On Wednesday night, June 17, 2015, a 21-year-old white man shot and killed nine black people who were attending a Bible study at the historic Emanuel African Methodist Episcopal Church in Charleston, South Carolina.
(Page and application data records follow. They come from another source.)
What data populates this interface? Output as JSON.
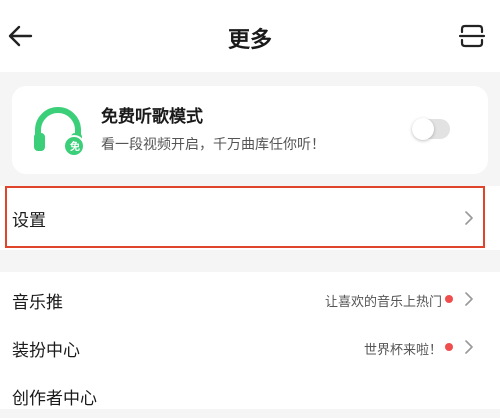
{
  "header": {
    "title": "更多",
    "back_icon": "arrow-left-icon",
    "scan_icon": "scan-icon"
  },
  "free_mode": {
    "title": "免费听歌模式",
    "subtitle": "看一段视频开启，千万曲库任你听！",
    "badge": "免",
    "icon": "headphone-icon",
    "enabled": false,
    "accent_color": "#3ccf79"
  },
  "settings": {
    "label": "设置"
  },
  "menu": [
    {
      "label": "音乐推",
      "hint": "让喜欢的音乐上热门",
      "has_dot": true
    },
    {
      "label": "装扮中心",
      "hint": "世界杯来啦！",
      "has_dot": true
    },
    {
      "label": "创作者中心",
      "hint": "",
      "has_dot": false
    }
  ],
  "colors": {
    "highlight": "#e0442a",
    "dot": "#f04d4d"
  }
}
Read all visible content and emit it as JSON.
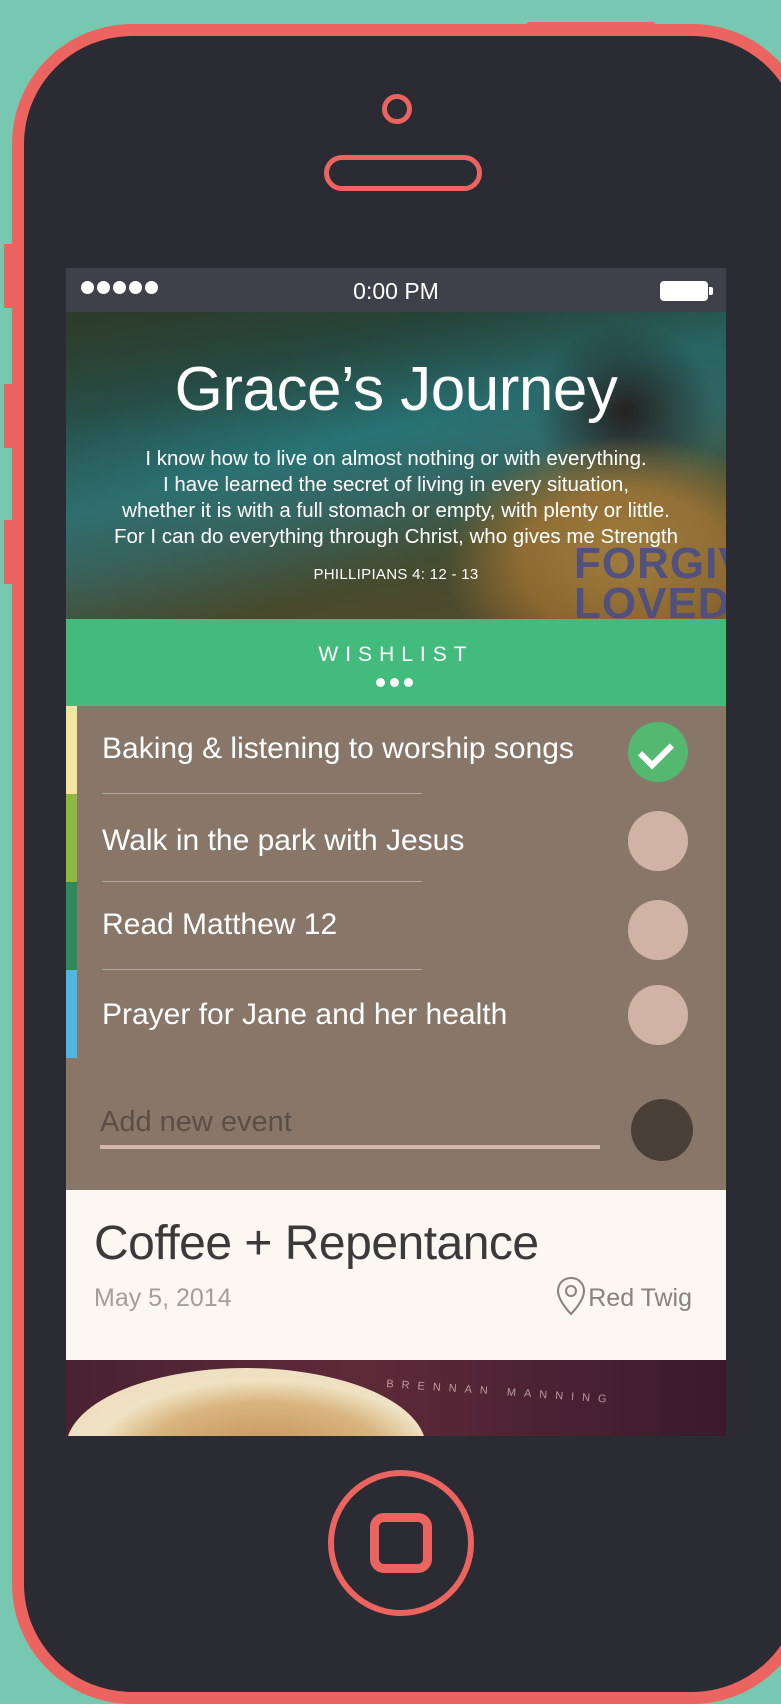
{
  "status_bar": {
    "signal_dots": 5,
    "time": "0:00 PM"
  },
  "hero": {
    "title": "Grace’s Journey",
    "verse_lines": [
      "I know how to live on almost nothing or with everything.",
      "I have learned the secret of living in every situation,",
      "whether it is with a full stomach or empty, with plenty or little.",
      "For I can do everything through Christ, who gives me Strength"
    ],
    "verse_reference": "PHILLIPIANS 4: 12 - 13",
    "shirt_text": [
      "FORGIVE",
      "LOVED"
    ]
  },
  "wishlist": {
    "label": "WISHLIST",
    "items": [
      {
        "label": "Baking & listening to worship songs",
        "done": true,
        "color": "#f5e3a0"
      },
      {
        "label": "Walk in the park with Jesus",
        "done": false,
        "color": "#8cba3f"
      },
      {
        "label": "Read Matthew 12",
        "done": false,
        "color": "#2d8a5a"
      },
      {
        "label": "Prayer for Jane and her health",
        "done": false,
        "color": "#4db8dc"
      }
    ],
    "add_placeholder": "Add new event"
  },
  "event": {
    "title": "Coffee + Repentance",
    "date": "May 5, 2014",
    "location": "Red Twig",
    "photo_text": "BRENNAN MANNING"
  },
  "colors": {
    "phone_frame": "#ec6460",
    "background": "#77c8b0",
    "accent_green": "#42bb7d",
    "list_bg": "#887769"
  }
}
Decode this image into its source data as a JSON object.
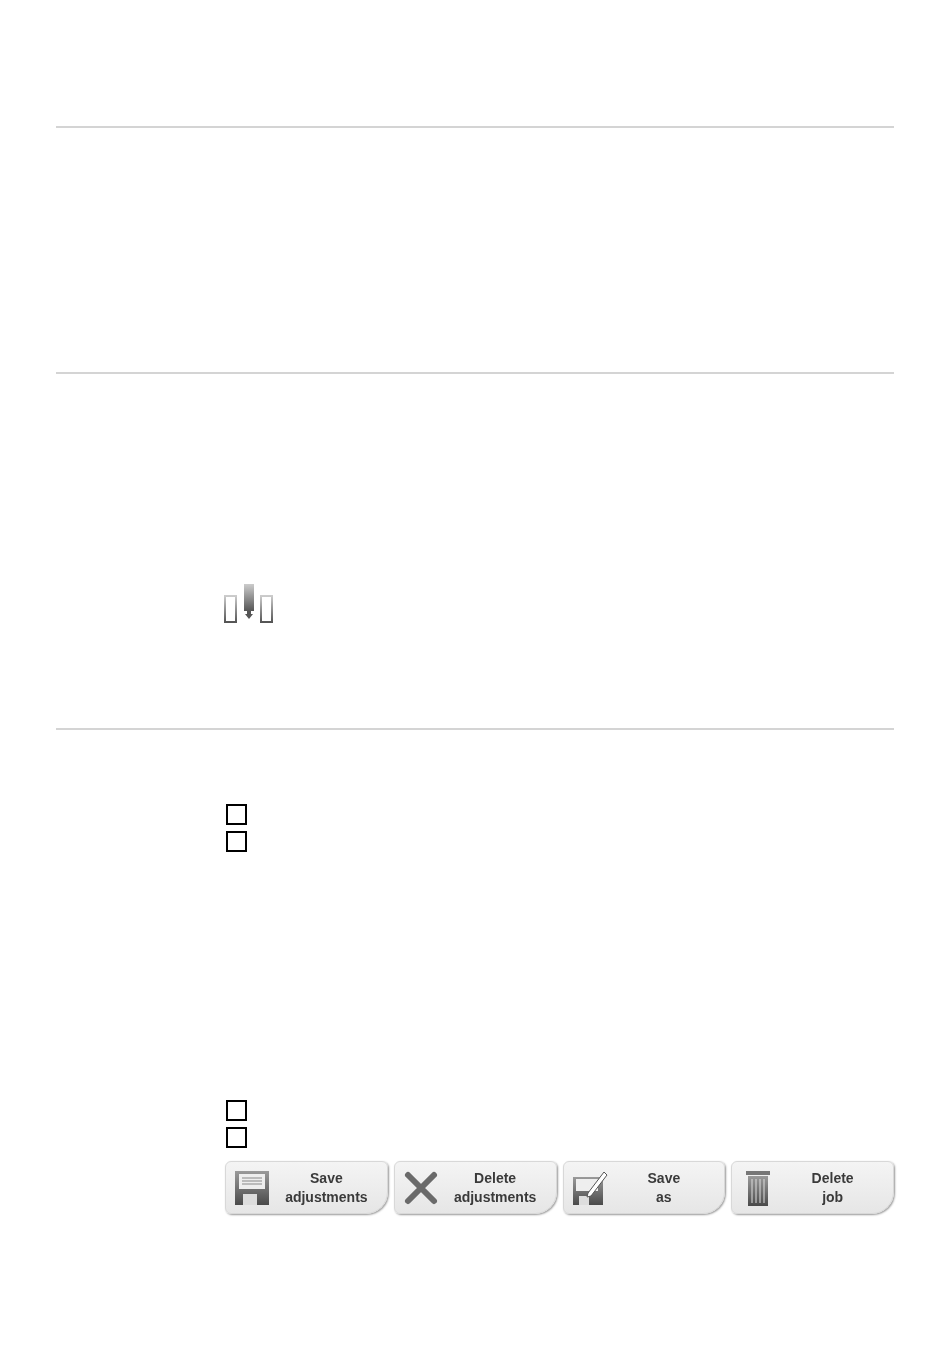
{
  "checkbox_groups": [
    [
      {
        "checked": false
      },
      {
        "checked": false
      }
    ],
    [
      {
        "checked": false
      },
      {
        "checked": false
      }
    ]
  ],
  "buttons": [
    {
      "kind": "save",
      "label": "Save adjustments"
    },
    {
      "kind": "delete",
      "label": "Delete adjustments"
    },
    {
      "kind": "save-as",
      "label": "Save as"
    },
    {
      "kind": "trash",
      "label": "Delete job"
    }
  ]
}
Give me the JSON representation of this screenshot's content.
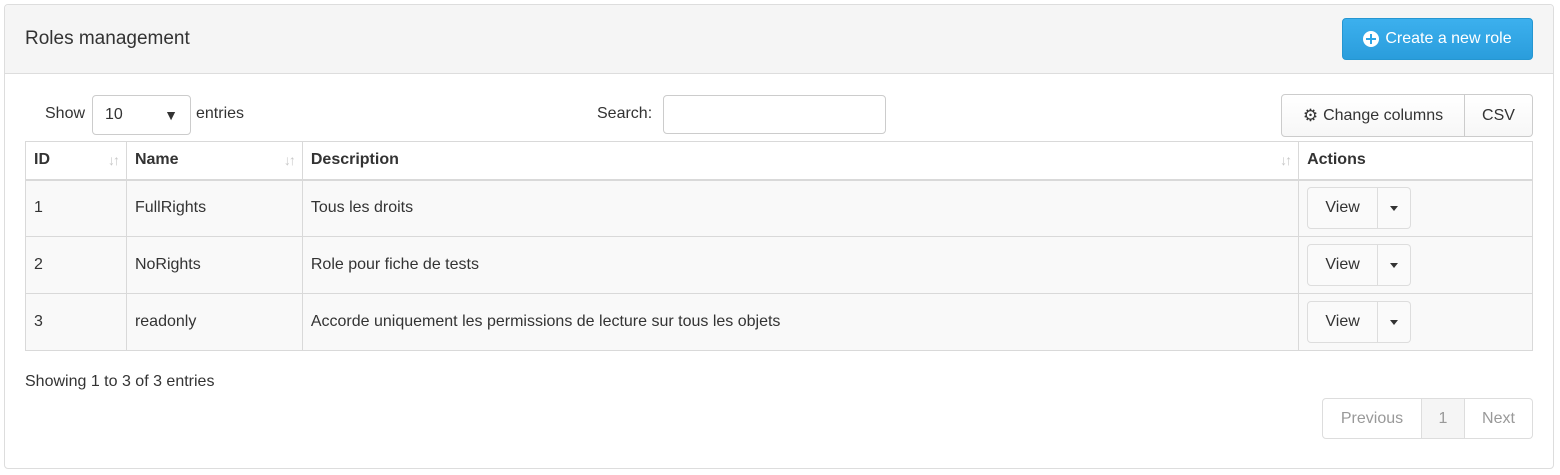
{
  "header": {
    "title": "Roles management",
    "create_button": "Create a new role"
  },
  "controls": {
    "show_label": "Show",
    "entries_value": "10",
    "entries_label": "entries",
    "search_label": "Search:",
    "search_value": "",
    "change_columns": "Change columns",
    "csv": "CSV"
  },
  "table": {
    "columns": [
      "ID",
      "Name",
      "Description",
      "Actions"
    ],
    "rows": [
      {
        "id": "1",
        "name": "FullRights",
        "description": "Tous les droits",
        "action": "View"
      },
      {
        "id": "2",
        "name": "NoRights",
        "description": "Role pour fiche de tests",
        "action": "View"
      },
      {
        "id": "3",
        "name": "readonly",
        "description": "Accorde uniquement les permissions de lecture sur tous les objets",
        "action": "View"
      }
    ]
  },
  "footer": {
    "info": "Showing 1 to 3 of 3 entries",
    "previous": "Previous",
    "page": "1",
    "next": "Next"
  },
  "colors": {
    "primary": "#2ea6e6",
    "heading_bg": "#f5f5f5",
    "row_bg": "#f9f9f9"
  }
}
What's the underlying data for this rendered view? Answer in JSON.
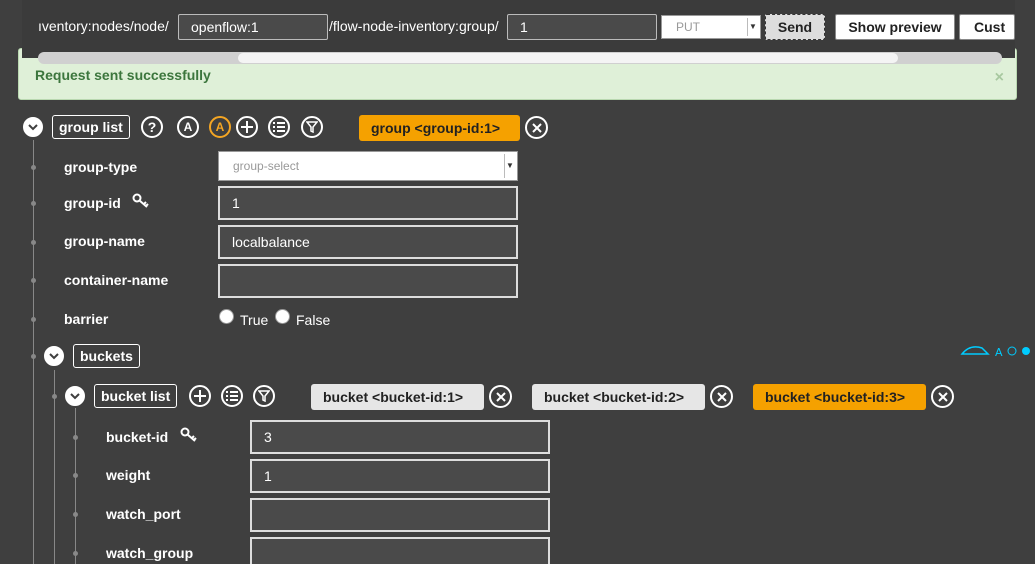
{
  "topbar": {
    "url_prefix": "ıventory:nodes/node/",
    "node_value": "openflow:1",
    "url_middle": "/flow-node-inventory:group/",
    "group_value": "1",
    "method": "PUT",
    "send_label": "Send",
    "preview_label": "Show preview",
    "custom_label": "Cust"
  },
  "alert": {
    "message": "Request sent successfully",
    "close": "×"
  },
  "group": {
    "list_label": "group list",
    "help_glyph": "?",
    "a_glyph": "A",
    "active_item": "group  <group-id:1>",
    "fields": {
      "group_type_label": "group-type",
      "group_type_value": "group-select",
      "group_id_label": "group-id",
      "group_id_value": "1",
      "group_name_label": "group-name",
      "group_name_value": "localbalance",
      "container_name_label": "container-name",
      "container_name_value": "",
      "barrier_label": "barrier",
      "true_label": "True",
      "false_label": "False"
    }
  },
  "buckets": {
    "label": "buckets",
    "list_label": "bucket list",
    "items": [
      "bucket  <bucket-id:1>",
      "bucket  <bucket-id:2>",
      "bucket  <bucket-id:3>"
    ],
    "fields": {
      "bucket_id_label": "bucket-id",
      "bucket_id_value": "3",
      "weight_label": "weight",
      "weight_value": "1",
      "watch_port_label": "watch_port",
      "watch_port_value": "",
      "watch_group_label": "watch_group",
      "watch_group_value": ""
    }
  },
  "colors": {
    "accent": "#f5a100",
    "background": "#3f3f3f"
  }
}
According to media reports, Dylann Roof, who was charged with nine counts of murder, said he wanted to start a race war in the United States.
We are asking that you join with us to pray for:
• The families of the nine shooting victims, which included the pastor of the church, Rev. Clementa C. Pinckney who also was a state senator.
• Members of the Emanuel African Methodist Episcopal Church where the shootings took place.
• South Carolina’s leaders and its citizens who are still reeling from this horrific event.
• This tragedy to help people draw closer to Jesus Christ and for others (including the shooter) to experience a saving knowledge of Jesus Christ.
• That the power of non-violence and forgiveness continue to prevail throughout the court proceedings and as Charleston begins the healing process.
While politicians, civil rights leaders and religious leaders debate the pros and cons of gun control, violence and racism in the United States, the real issue here is “hate,” and that stems from the heart. Jeremiah 17:9 says, The heart is deceitful above all things, and desperately wicked: who can know it? Also, there’s a saying that goes, “The heart of the problem is a problem with the heart.” As witnessed by this tragic situation, extreme hostility left unchecked in one’s heart toward an individual or a people group can lead to tragic – and sometimes deadly – consequences.
In light of this upsetting event, we should take the time to examine ourselves and ask the Holy Spirit to shine His Divine Light on our hearts to reveal any hatred and distrust that we have against an individual or people group, and be willing to make changes as the Lord directs:
Search me, God, and know my heart; test me and know my anxious thoughts. See if there is any offensive way in me, and lead me in the way everlasting. Psalm 139:23-24, NIV
Jesus said that we should love our enemies, including those we hate yet we may not know them personally:
But to you who are willing to listen, I say, love your enemies! Do good to those who hate you. Bless those who curse you, pray for those who abuse you. Luke 6:27-29, NLT
Three things will last forever – faith, hope, and love – and the greatest of these is love. 1 Corinthians 13:13
Granted, we cannot do this on our own, especially if we have somehow been harmed or offended in some way by certain individuals or who or what they represent. Therefore, we must admit our hurt, pain and weakness to God and ask Him to help us in removing the hate from our hearts. We must followed the example left to us by our Only Greatest Example, Jesus Christ:
He did not retaliate when he was insulted, nor threaten revenge when he suffered. He left his case in the hands of God, who always judges fairly. – 1 Peter 2:23, NLT
As believers in Jesus Christ, our main motivation in all we do, especially in our relationship to others, should be love:
Dear friends, let us love one another, for love comes from God. Everyone who loves has been born of God and knows God. Whosever does not love does not know God, because God is love. This is how God showed his love among us: He sent his one and only Son into the world that we might live through him. This is love: not that we loved God, but that he loved us and sent his Son as an atoning sacrifice for our sins. Dear friends, since God so loved us, we also ought to love one another. 1 John 4: 7-11
May the God and Father of our Lord Jesus Christ, provide His mercy and comfort to those who mourn. And as we have experienced the Love of Christ, may we have the faith and courage to share the love of Jesus with others.